Using graphic examples of ethnic fighting in the world, U.S. Ambassador to the United Nations Madeleine K. Albright yesterday urged graduates of the Johns Hopkins University to speak out and stand up for the rights of others.
From a stage adorned by yellow mums underneath a tent on campus, the university's 4,075 graduates were honored by Hopkins officials while relatives and friends snapped photographs and videotaped a commencement ceremony that lasted nearly three hours.
"You -- the class of 1994 -- will represent a new generation of Americans at a time of great turbulence and constant change," Ms. Albright said. "We will need a unified sense of national purpose. Surely, [the purpose] revolves around a commitment to individual liberty, respect for individual prerogatives and tolerance for the rights and opinions and personal choices of others."
In a 15-minute address, Ms. Albright described some of her more somber journeys representing the United Nations in Sarajevo, Cambodia and Africa. She used the examples, in part, to urge the graduates to "act with courage and faith" in their adult lives.
"Thousands of [Bosnian] families that once gathered around kitchen tables assemble now at cemeteries," she said. "One has only to scan the horizon from the blood-swollen rivers of Rwanda to the battle-scarred mountains of Caucasus to the splintered remains of the former Yugoslavia and Soviet Union to understand: Freedom based on tolerance is the most essential and the most endangered principle in the world today." The ambassador, a member of President Clinton's Cabinet and the National Security Council, told the graduates that she once briefly attended Hopkins' School of Advanced International Studies. She received a bachelor's degree from Wellesley College in 1959. She earned a master's degree in 1968 and a doctorate in 1976 from Columbia University's department of public law and government.

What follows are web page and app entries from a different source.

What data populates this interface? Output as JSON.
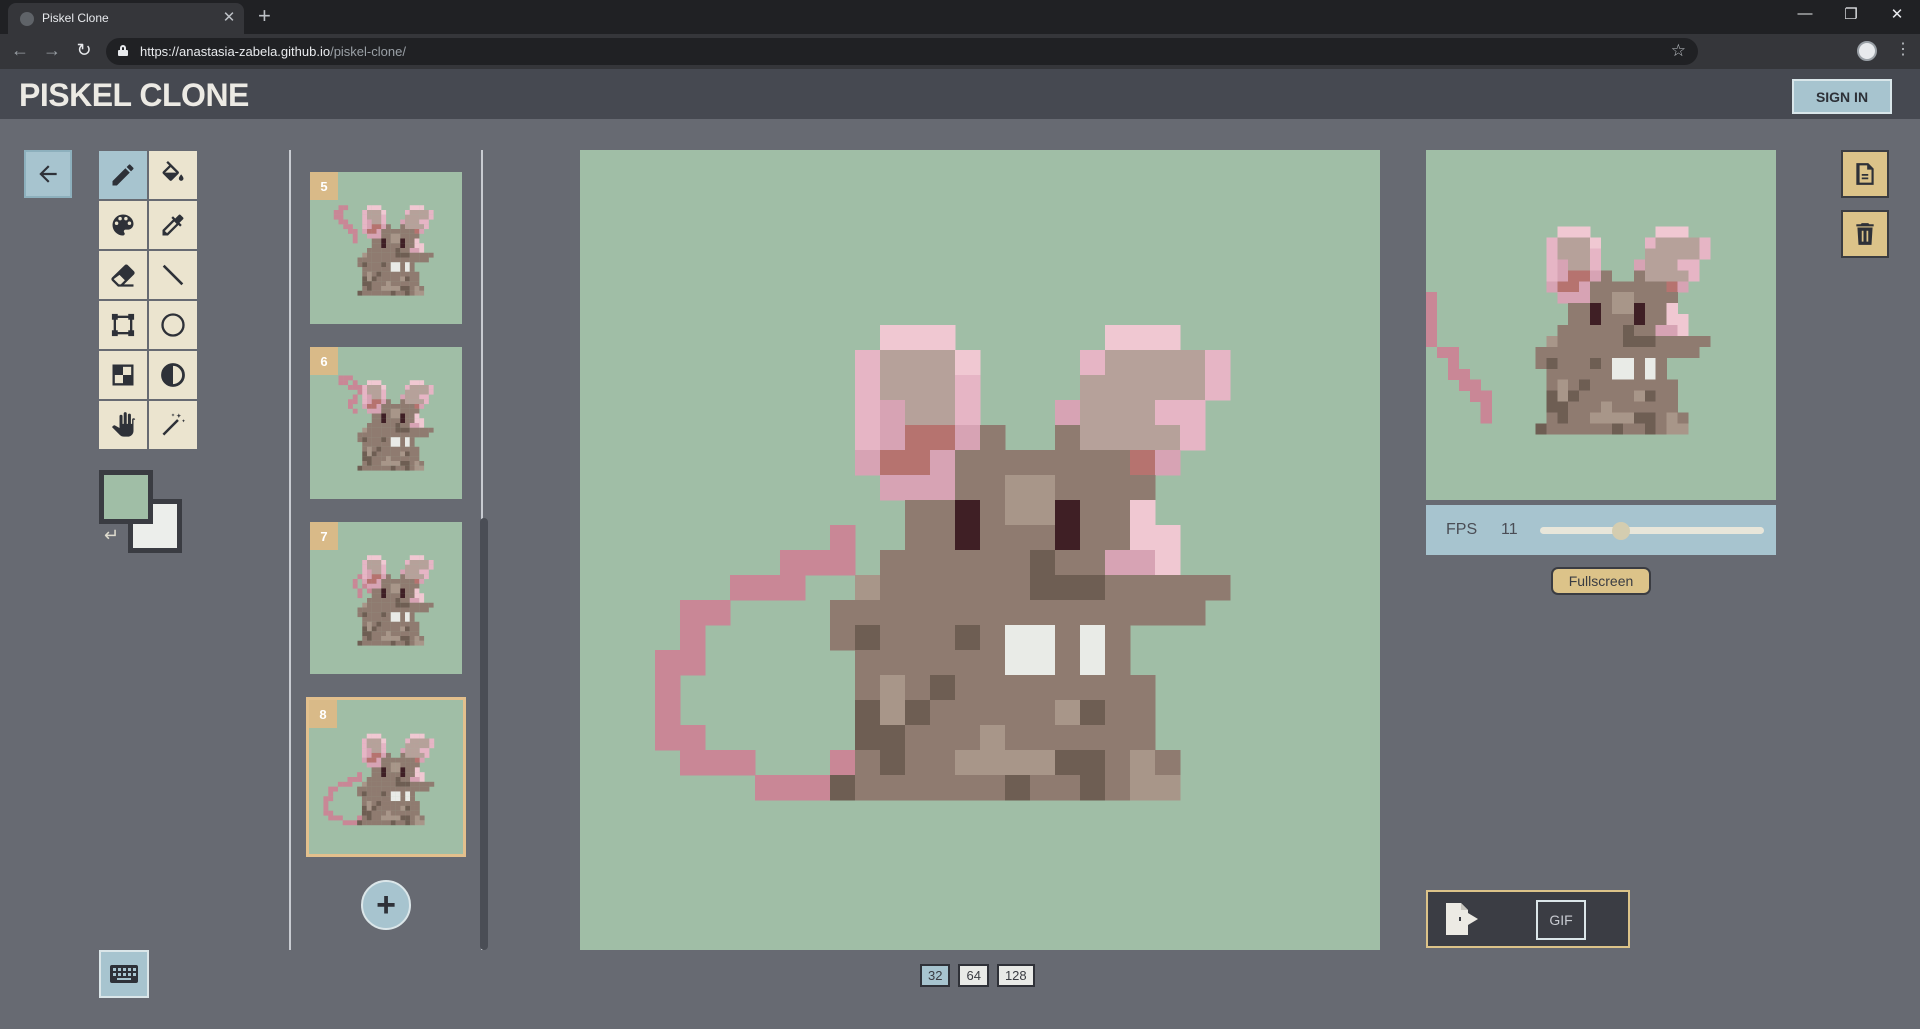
{
  "browser": {
    "tab_title": "Piskel Clone",
    "tab_close": "✕",
    "new_tab": "+",
    "url_host": "https://anastasia-zabela.github.io",
    "url_path": "/piskel-clone/",
    "nav_back": "←",
    "nav_forward": "→",
    "nav_reload": "↻",
    "star": "☆",
    "menu": "⋮",
    "win_minimize": "—",
    "win_restore": "❐",
    "win_close": "✕"
  },
  "header": {
    "title": "PISKEL CLONE",
    "signin_label": "SIGN IN"
  },
  "tools": [
    {
      "name": "pen-tool",
      "icon": "pencil-icon",
      "active": true
    },
    {
      "name": "paint-bucket-tool",
      "icon": "paint-bucket-icon",
      "active": false
    },
    {
      "name": "palette-tool",
      "icon": "palette-icon",
      "active": false
    },
    {
      "name": "eyedropper-tool",
      "icon": "eyedropper-icon",
      "active": false
    },
    {
      "name": "eraser-tool",
      "icon": "eraser-icon",
      "active": false
    },
    {
      "name": "line-tool",
      "icon": "line-icon",
      "active": false
    },
    {
      "name": "rectangle-tool",
      "icon": "rectangle-icon",
      "active": false
    },
    {
      "name": "circle-tool",
      "icon": "circle-icon",
      "active": false
    },
    {
      "name": "dither-tool",
      "icon": "dither-icon",
      "active": false
    },
    {
      "name": "lighten-tool",
      "icon": "contrast-icon",
      "active": false
    },
    {
      "name": "move-tool",
      "icon": "hand-icon",
      "active": false
    },
    {
      "name": "magic-wand-tool",
      "icon": "magic-wand-icon",
      "active": false
    }
  ],
  "colors": {
    "primary": "#a0bea6",
    "secondary": "#eceeeb",
    "swap_icon": "↵"
  },
  "frames": [
    {
      "number": "5",
      "selected": false
    },
    {
      "number": "6",
      "selected": false
    },
    {
      "number": "7",
      "selected": false
    },
    {
      "number": "8",
      "selected": true
    }
  ],
  "add_frame_label": "+",
  "canvas_sizes": [
    {
      "label": "32",
      "active": true
    },
    {
      "label": "64",
      "active": false
    },
    {
      "label": "128",
      "active": false
    }
  ],
  "preview": {
    "fps_label": "FPS",
    "fps_value": "11",
    "fps_fraction": 0.36,
    "fullscreen_label": "Fullscreen"
  },
  "export": {
    "gif_label": "GIF"
  },
  "accent_colors": {
    "canvas_bg": "#a0bea6",
    "tool_bg": "#ebe4cf",
    "active_blue": "#a7c4cf",
    "gold": "#dcc389"
  }
}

Yesterday Ms. Albright was one of five recipients of honorary degrees from Hopkins, a 118-year-old institution that enrolls about 16,000 full- and part-time students on campuses in the Baltimore area and in China and Italy. Other honorary degrees were awarded to state Sen. Clarence Blount, Hopkins School of Medicine Dean Emeritus Richard S. Ross, philanthropist Anne M. Pinkard and former Hopkins School of Public Health Dean D. A. Henderson.

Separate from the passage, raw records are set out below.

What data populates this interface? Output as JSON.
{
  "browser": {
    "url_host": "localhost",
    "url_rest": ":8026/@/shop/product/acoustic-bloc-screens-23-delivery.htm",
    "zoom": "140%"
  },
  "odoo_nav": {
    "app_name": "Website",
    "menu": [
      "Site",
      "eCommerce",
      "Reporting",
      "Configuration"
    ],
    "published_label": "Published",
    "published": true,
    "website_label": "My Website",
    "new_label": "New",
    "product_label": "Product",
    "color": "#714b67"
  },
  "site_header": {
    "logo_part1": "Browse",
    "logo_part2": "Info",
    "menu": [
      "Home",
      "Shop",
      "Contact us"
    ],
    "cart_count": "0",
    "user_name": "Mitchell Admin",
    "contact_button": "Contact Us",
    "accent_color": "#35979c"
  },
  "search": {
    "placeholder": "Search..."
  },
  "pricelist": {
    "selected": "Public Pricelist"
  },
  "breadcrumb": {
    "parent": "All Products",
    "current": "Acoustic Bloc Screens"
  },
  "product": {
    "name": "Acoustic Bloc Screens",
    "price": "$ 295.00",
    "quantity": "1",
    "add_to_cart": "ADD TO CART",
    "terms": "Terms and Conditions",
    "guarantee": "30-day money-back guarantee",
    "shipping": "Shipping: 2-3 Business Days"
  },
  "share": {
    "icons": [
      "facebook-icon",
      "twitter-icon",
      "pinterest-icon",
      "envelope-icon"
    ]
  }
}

The university's 417 doctoral students were the only ones given the opportunity to receive their diplomas during the ceremony.
Some of the former undergraduates, who picked up their diplomas at other times, were already looking forward to work on higher degrees.
Hyacinth Morgan, 33, who earned a bachelor's of science degree, said she aspires to become a doctor and enter medical school at Yale University in 1995.
The mother of two teen-agers, Ms. Morgan entered the United States illegally in 1982 from Jamaica and worked as a housekeeper before gaining her green card and eventually enrolling at Hopkins. She graduated with straight A's after studying math and biology.
"I feel wonderful today," Ms. Morgan said. "I don't think there's anyone else who's as excited about graduation as me."
David Dante, 22, from Harford County who earned a civil engineering degree, said he plans to go to graduate school to study disposal methods of hazardous and radioactive waste.
"My immediate hopes are to finish my research and then go off and come up with a thesis that will make a contribution to society."